§ PROBLEM DETAILS: Run through the data and copy out every line that mentions the word "AppDelegate".
+---+
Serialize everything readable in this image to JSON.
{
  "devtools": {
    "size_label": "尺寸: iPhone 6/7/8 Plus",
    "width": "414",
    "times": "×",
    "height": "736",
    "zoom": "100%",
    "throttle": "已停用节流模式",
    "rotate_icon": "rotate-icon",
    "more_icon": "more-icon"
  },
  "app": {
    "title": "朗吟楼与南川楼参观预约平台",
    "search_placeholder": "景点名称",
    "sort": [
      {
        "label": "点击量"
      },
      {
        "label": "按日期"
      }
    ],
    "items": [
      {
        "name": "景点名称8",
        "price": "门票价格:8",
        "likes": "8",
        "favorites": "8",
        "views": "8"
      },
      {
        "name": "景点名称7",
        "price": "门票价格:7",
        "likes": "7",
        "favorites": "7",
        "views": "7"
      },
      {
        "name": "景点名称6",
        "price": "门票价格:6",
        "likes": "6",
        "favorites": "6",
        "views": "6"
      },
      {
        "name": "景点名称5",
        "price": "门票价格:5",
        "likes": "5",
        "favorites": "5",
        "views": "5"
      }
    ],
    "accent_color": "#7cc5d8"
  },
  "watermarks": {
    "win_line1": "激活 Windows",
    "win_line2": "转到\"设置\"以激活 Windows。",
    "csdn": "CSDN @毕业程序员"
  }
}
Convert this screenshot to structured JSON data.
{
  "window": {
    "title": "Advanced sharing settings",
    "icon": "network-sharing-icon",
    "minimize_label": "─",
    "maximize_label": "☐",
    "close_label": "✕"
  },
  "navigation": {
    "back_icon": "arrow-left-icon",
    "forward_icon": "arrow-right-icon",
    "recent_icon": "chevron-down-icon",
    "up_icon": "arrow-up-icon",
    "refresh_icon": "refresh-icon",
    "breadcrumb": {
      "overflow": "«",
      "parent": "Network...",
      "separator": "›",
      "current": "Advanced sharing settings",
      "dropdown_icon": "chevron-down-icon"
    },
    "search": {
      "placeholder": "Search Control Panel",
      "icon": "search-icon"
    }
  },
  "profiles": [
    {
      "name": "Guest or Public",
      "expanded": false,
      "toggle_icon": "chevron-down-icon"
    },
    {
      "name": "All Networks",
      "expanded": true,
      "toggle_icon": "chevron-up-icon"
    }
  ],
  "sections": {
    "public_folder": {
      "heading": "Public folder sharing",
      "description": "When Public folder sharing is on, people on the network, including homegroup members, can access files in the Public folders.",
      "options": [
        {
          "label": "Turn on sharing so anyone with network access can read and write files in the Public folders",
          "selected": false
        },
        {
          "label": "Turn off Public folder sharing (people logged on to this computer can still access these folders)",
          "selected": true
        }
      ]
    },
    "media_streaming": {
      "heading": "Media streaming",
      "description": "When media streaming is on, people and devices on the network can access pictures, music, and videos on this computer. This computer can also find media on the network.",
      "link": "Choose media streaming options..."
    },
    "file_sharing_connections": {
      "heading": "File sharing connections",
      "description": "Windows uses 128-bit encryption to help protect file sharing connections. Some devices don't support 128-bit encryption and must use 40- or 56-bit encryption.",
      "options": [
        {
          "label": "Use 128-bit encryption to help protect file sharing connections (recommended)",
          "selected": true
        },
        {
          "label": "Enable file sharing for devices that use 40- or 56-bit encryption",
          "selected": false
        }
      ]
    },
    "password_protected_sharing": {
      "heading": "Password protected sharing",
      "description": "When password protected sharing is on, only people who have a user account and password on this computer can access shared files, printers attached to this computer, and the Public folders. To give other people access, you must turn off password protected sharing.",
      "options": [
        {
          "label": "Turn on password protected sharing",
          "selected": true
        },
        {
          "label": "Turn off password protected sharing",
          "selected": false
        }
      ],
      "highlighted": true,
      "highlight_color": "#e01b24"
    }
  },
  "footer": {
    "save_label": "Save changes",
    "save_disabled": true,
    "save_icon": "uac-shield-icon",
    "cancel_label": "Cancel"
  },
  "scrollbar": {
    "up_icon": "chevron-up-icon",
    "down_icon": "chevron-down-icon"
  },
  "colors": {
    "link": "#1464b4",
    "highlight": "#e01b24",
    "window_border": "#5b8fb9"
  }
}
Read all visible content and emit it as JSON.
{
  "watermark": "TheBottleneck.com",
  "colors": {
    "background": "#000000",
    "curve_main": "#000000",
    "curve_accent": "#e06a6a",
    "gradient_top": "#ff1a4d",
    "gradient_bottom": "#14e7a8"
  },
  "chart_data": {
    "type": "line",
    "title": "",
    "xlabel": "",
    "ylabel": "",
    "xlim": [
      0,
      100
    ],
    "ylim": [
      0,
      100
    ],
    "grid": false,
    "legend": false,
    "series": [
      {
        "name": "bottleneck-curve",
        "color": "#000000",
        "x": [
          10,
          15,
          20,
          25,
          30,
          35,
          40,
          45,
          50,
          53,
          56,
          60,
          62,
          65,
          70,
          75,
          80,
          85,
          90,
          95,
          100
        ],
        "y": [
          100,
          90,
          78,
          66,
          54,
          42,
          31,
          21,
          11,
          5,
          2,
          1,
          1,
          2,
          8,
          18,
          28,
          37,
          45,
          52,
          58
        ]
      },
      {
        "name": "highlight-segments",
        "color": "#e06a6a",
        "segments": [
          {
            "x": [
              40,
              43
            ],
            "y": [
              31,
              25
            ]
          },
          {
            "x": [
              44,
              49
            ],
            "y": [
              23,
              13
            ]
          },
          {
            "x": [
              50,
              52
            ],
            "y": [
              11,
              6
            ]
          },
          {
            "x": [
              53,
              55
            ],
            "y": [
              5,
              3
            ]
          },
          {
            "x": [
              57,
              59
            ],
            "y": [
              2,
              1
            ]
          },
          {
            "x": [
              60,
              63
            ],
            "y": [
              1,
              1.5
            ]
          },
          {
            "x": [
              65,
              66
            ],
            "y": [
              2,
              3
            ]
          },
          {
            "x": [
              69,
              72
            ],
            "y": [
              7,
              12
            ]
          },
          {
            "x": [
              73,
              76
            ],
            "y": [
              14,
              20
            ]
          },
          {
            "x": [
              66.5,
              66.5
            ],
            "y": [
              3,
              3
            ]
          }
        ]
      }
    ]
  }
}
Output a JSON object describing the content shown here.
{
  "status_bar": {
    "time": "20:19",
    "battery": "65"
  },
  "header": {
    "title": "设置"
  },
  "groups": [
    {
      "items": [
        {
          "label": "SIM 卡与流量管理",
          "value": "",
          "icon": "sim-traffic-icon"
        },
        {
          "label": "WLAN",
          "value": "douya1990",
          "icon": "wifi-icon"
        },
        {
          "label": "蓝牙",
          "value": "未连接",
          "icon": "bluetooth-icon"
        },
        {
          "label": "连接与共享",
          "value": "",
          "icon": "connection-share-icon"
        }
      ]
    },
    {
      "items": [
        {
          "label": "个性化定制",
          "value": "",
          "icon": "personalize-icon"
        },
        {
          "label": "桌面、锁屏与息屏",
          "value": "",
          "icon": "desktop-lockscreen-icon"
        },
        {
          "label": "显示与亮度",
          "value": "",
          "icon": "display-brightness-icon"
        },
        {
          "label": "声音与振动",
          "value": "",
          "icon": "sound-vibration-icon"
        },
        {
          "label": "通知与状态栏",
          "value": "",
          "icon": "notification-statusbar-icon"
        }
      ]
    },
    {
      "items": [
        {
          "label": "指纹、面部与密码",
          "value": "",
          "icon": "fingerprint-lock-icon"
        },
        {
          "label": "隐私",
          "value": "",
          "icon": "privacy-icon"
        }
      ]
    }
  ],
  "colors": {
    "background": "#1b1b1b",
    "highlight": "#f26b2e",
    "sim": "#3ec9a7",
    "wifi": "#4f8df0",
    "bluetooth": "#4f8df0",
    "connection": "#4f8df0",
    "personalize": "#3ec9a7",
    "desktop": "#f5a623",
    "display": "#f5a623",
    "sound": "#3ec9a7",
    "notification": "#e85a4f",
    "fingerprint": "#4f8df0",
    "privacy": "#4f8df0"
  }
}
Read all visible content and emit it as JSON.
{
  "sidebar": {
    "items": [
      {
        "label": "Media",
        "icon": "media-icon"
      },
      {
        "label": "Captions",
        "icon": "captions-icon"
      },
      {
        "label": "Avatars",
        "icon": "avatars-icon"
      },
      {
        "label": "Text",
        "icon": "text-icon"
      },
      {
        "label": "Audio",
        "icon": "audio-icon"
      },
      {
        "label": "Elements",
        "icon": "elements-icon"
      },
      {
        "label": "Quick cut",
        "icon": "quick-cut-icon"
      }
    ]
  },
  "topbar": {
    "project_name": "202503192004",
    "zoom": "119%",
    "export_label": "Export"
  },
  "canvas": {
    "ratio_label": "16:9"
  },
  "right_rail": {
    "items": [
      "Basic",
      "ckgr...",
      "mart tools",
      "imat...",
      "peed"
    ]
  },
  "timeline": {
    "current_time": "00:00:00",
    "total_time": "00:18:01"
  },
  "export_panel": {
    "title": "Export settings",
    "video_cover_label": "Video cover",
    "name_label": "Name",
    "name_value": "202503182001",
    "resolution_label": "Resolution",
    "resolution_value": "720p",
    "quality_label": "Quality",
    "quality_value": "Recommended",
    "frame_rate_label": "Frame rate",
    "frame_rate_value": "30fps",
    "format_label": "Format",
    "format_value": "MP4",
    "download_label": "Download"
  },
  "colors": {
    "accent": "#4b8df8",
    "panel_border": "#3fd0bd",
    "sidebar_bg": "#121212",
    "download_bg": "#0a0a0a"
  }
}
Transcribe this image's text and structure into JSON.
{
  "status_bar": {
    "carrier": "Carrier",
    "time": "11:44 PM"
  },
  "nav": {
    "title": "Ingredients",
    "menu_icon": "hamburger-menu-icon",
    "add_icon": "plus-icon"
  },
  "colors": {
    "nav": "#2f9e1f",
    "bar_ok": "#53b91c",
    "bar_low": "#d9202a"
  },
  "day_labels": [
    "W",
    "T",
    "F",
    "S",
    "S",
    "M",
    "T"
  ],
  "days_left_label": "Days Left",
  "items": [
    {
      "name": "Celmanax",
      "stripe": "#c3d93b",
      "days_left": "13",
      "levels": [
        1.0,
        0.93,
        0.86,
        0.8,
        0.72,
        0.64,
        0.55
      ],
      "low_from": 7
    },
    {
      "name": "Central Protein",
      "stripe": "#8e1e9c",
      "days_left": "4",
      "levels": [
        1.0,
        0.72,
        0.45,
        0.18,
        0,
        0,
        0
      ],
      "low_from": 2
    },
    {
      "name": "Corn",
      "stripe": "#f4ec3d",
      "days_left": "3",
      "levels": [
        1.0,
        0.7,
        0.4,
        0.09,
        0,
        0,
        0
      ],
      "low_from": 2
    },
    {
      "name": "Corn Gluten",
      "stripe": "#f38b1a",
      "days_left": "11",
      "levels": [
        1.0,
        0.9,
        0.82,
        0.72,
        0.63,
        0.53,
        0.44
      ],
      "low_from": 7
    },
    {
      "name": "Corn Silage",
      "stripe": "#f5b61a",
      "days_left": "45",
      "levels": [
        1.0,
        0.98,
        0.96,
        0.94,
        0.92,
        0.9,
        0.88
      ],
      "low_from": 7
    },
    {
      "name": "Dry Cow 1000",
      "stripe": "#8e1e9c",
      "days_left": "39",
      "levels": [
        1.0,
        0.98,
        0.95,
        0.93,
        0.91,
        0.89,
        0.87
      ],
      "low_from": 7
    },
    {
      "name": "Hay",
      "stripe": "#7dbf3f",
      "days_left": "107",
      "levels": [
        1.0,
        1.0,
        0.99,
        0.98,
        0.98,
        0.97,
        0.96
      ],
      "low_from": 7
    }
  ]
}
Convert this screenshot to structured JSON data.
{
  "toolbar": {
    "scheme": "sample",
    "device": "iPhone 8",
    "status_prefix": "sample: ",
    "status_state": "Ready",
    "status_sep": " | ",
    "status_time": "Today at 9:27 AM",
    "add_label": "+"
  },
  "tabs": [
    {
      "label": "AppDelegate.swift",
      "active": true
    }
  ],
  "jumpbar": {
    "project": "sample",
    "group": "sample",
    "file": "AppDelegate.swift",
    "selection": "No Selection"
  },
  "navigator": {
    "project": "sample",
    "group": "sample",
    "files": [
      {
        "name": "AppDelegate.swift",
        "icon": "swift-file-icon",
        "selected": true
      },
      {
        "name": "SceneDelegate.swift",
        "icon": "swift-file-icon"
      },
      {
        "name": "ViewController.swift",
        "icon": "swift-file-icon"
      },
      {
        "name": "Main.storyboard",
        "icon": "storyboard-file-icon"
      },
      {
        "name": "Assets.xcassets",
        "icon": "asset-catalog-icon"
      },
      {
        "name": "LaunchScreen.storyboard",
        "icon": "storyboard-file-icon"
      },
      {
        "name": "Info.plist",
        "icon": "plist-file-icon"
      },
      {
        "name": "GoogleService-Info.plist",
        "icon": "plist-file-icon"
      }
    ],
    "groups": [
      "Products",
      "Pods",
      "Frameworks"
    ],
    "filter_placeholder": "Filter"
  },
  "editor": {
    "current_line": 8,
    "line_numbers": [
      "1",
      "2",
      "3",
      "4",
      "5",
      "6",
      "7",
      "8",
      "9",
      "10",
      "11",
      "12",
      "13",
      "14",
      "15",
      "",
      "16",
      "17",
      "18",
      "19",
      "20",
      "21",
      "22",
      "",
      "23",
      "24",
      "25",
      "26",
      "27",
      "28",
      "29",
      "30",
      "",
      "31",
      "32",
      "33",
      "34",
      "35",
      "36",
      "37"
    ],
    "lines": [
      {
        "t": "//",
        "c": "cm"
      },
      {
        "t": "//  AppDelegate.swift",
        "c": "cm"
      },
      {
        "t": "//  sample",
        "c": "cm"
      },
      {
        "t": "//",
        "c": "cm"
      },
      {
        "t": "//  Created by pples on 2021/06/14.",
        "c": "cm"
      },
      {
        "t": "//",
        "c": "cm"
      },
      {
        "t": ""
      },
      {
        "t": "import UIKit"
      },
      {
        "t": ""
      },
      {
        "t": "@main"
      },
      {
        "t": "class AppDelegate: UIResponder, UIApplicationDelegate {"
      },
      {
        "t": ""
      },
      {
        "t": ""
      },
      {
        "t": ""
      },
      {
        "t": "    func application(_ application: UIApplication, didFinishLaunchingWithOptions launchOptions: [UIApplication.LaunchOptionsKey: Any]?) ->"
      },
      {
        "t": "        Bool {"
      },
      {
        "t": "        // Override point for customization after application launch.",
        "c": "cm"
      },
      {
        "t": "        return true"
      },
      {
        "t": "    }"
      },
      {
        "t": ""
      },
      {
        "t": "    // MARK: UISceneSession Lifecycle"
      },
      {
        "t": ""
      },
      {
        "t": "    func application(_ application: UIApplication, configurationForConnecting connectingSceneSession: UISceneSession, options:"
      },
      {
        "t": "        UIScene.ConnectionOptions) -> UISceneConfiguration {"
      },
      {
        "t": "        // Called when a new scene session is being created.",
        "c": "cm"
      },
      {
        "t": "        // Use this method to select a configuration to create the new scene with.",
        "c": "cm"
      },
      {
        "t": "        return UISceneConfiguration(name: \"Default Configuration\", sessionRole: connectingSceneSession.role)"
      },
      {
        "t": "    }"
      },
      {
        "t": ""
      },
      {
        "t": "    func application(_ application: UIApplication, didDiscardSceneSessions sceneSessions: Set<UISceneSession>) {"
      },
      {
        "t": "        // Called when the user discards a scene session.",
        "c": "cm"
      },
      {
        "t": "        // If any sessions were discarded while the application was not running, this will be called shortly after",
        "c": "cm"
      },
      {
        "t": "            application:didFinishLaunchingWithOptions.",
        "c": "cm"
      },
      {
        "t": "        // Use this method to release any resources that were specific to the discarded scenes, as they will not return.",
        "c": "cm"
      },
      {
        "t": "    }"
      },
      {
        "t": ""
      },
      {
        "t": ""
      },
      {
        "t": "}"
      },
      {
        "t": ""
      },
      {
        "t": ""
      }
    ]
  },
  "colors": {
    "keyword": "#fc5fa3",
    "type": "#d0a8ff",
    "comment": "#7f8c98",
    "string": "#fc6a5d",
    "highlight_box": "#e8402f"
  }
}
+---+
§ ANSWER BELOW:
      "label": "AppDelegate.swift",
    "file": "AppDelegate.swift",
        "name": "AppDelegate.swift",
        "t": "//  AppDelegate.swift",
        "t": "class AppDelegate: UIResponder, UIApplicationDelegate {"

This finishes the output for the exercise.